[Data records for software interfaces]
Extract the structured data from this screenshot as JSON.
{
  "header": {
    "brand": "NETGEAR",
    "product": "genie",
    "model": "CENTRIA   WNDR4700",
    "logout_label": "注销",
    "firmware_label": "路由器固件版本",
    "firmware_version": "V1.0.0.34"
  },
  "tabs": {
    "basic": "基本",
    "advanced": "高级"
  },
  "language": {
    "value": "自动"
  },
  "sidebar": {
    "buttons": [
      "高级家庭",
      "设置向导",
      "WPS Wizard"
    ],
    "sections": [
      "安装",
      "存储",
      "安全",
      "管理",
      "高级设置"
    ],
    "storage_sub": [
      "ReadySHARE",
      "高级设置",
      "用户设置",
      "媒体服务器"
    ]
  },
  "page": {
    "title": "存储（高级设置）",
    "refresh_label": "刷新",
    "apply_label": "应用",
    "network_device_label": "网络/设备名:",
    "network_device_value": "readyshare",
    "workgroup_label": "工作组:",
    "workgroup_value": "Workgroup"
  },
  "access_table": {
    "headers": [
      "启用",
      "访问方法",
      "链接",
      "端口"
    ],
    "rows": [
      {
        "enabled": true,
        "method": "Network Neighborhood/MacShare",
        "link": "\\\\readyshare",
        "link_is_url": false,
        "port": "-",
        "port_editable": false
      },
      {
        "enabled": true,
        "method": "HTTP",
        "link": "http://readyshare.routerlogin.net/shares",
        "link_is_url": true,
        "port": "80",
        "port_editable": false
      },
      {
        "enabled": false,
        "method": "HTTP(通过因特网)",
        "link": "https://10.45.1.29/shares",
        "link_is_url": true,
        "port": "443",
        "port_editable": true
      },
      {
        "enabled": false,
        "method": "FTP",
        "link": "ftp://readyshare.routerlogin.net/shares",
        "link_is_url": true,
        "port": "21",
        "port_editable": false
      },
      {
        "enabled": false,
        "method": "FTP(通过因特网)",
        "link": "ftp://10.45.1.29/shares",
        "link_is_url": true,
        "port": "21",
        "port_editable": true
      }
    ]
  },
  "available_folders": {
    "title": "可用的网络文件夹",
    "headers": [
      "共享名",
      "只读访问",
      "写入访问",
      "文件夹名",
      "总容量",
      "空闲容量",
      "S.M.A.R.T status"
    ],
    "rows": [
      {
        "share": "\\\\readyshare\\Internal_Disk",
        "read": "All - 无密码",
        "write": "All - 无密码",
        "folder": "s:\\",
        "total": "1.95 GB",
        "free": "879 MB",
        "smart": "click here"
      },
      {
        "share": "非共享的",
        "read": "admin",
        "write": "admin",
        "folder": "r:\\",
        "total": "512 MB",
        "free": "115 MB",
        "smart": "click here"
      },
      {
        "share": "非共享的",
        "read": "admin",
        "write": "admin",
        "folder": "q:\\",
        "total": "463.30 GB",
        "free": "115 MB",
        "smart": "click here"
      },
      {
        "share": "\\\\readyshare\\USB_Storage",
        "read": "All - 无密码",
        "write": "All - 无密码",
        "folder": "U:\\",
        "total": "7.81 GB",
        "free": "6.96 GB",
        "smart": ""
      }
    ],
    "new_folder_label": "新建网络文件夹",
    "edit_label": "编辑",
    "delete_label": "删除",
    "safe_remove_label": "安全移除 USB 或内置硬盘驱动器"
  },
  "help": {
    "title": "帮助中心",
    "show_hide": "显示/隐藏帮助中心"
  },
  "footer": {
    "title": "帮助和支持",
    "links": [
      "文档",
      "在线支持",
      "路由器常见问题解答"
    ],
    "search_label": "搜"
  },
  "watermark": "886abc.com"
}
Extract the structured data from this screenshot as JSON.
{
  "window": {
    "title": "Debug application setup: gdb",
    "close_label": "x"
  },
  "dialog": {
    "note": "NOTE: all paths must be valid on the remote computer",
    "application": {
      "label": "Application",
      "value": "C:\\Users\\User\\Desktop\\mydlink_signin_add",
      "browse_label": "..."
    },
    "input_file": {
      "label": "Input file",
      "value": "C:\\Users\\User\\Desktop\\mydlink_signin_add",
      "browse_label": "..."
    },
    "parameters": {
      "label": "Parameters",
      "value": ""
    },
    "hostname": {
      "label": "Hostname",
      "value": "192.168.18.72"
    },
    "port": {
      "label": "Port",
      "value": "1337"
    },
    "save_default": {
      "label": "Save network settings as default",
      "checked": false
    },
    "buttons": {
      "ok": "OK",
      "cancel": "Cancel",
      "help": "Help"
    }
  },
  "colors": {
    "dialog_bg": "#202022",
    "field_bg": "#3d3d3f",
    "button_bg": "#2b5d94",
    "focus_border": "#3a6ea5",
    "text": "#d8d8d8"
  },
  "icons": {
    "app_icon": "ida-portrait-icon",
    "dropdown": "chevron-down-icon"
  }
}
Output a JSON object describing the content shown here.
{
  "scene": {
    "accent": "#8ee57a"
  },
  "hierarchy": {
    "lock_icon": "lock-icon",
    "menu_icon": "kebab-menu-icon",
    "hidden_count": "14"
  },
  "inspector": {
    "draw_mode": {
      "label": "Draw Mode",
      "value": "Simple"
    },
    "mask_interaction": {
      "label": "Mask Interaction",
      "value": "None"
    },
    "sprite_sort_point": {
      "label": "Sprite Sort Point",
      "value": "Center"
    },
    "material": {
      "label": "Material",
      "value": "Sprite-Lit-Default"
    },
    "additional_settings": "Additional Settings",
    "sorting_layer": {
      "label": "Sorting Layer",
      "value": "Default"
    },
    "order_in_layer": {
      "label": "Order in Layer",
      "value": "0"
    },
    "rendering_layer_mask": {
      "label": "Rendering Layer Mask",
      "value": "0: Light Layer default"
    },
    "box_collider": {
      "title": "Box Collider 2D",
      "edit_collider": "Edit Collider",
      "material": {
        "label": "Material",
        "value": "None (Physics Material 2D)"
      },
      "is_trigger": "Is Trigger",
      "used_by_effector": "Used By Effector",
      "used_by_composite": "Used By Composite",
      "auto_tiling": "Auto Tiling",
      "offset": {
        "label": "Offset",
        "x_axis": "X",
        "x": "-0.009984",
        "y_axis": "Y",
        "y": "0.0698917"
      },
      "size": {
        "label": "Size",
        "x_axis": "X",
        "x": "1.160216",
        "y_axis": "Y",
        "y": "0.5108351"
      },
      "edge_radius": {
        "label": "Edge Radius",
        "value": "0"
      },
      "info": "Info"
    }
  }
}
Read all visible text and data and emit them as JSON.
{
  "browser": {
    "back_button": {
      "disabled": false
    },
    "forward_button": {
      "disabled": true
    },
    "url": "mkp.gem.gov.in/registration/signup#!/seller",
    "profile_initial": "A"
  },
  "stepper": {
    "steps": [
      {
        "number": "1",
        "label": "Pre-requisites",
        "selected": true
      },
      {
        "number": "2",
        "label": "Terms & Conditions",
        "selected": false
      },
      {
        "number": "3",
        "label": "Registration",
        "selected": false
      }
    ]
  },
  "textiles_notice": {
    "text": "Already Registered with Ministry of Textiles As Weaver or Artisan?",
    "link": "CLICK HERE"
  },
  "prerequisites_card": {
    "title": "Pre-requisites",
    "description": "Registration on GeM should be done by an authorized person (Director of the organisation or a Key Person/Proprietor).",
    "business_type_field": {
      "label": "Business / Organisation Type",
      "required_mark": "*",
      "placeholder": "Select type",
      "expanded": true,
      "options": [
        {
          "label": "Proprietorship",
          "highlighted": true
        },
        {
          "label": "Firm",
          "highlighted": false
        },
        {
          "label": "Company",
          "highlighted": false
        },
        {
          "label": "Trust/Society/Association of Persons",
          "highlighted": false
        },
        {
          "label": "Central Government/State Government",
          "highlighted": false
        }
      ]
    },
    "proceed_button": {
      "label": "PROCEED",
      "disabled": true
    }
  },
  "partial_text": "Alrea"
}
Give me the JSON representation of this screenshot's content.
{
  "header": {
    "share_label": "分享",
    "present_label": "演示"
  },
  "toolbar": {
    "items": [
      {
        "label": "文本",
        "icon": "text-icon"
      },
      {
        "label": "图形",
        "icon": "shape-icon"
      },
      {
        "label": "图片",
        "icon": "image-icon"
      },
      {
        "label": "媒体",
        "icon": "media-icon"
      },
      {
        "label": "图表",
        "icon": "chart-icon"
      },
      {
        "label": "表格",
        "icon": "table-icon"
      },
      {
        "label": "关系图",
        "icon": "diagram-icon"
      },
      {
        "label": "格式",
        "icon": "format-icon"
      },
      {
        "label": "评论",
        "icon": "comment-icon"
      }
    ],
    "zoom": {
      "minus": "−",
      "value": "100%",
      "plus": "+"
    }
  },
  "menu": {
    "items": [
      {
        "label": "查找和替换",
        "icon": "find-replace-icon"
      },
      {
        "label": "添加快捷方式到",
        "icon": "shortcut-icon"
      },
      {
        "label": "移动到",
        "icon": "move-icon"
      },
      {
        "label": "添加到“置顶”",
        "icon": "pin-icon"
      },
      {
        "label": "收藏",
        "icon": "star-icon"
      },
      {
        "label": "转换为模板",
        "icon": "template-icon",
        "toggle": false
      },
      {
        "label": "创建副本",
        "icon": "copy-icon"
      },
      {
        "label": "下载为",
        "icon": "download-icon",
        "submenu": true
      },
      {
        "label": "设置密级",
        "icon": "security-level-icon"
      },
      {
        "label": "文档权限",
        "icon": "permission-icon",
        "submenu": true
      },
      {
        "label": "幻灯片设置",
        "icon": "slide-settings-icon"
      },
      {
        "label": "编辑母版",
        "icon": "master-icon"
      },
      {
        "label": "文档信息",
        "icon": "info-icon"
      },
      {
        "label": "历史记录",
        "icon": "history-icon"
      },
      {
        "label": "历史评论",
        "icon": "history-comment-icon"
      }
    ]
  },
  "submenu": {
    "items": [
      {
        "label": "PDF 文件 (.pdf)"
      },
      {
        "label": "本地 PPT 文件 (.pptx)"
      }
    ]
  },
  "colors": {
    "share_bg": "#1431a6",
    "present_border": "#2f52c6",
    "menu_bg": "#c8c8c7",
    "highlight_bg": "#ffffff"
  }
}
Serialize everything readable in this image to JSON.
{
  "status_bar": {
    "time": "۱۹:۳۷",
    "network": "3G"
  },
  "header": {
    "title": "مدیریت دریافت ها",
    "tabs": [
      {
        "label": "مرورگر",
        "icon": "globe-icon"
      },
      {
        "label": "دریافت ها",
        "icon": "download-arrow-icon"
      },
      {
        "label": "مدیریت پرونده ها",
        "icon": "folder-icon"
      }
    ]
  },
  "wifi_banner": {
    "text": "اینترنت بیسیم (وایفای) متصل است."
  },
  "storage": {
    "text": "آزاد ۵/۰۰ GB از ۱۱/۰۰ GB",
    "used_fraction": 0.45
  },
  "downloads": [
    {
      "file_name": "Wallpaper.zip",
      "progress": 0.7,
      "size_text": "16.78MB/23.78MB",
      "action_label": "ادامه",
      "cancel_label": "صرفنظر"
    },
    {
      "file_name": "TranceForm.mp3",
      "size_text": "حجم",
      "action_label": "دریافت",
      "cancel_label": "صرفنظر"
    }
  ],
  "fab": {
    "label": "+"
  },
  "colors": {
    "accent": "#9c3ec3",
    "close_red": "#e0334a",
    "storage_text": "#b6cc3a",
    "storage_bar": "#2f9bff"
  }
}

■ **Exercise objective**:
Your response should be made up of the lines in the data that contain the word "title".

■ **Exercise solution**:
    "title": "存储（高级设置）",
    "title": "可用的网络文件夹",
    "title": "帮助中心",
    "title": "帮助和支持",
    "title": "Debug application setup: gdb",
      "title": "Box Collider 2D",
    "title": "Pre-requisites",
    "title": "مدیریت دریافت ها",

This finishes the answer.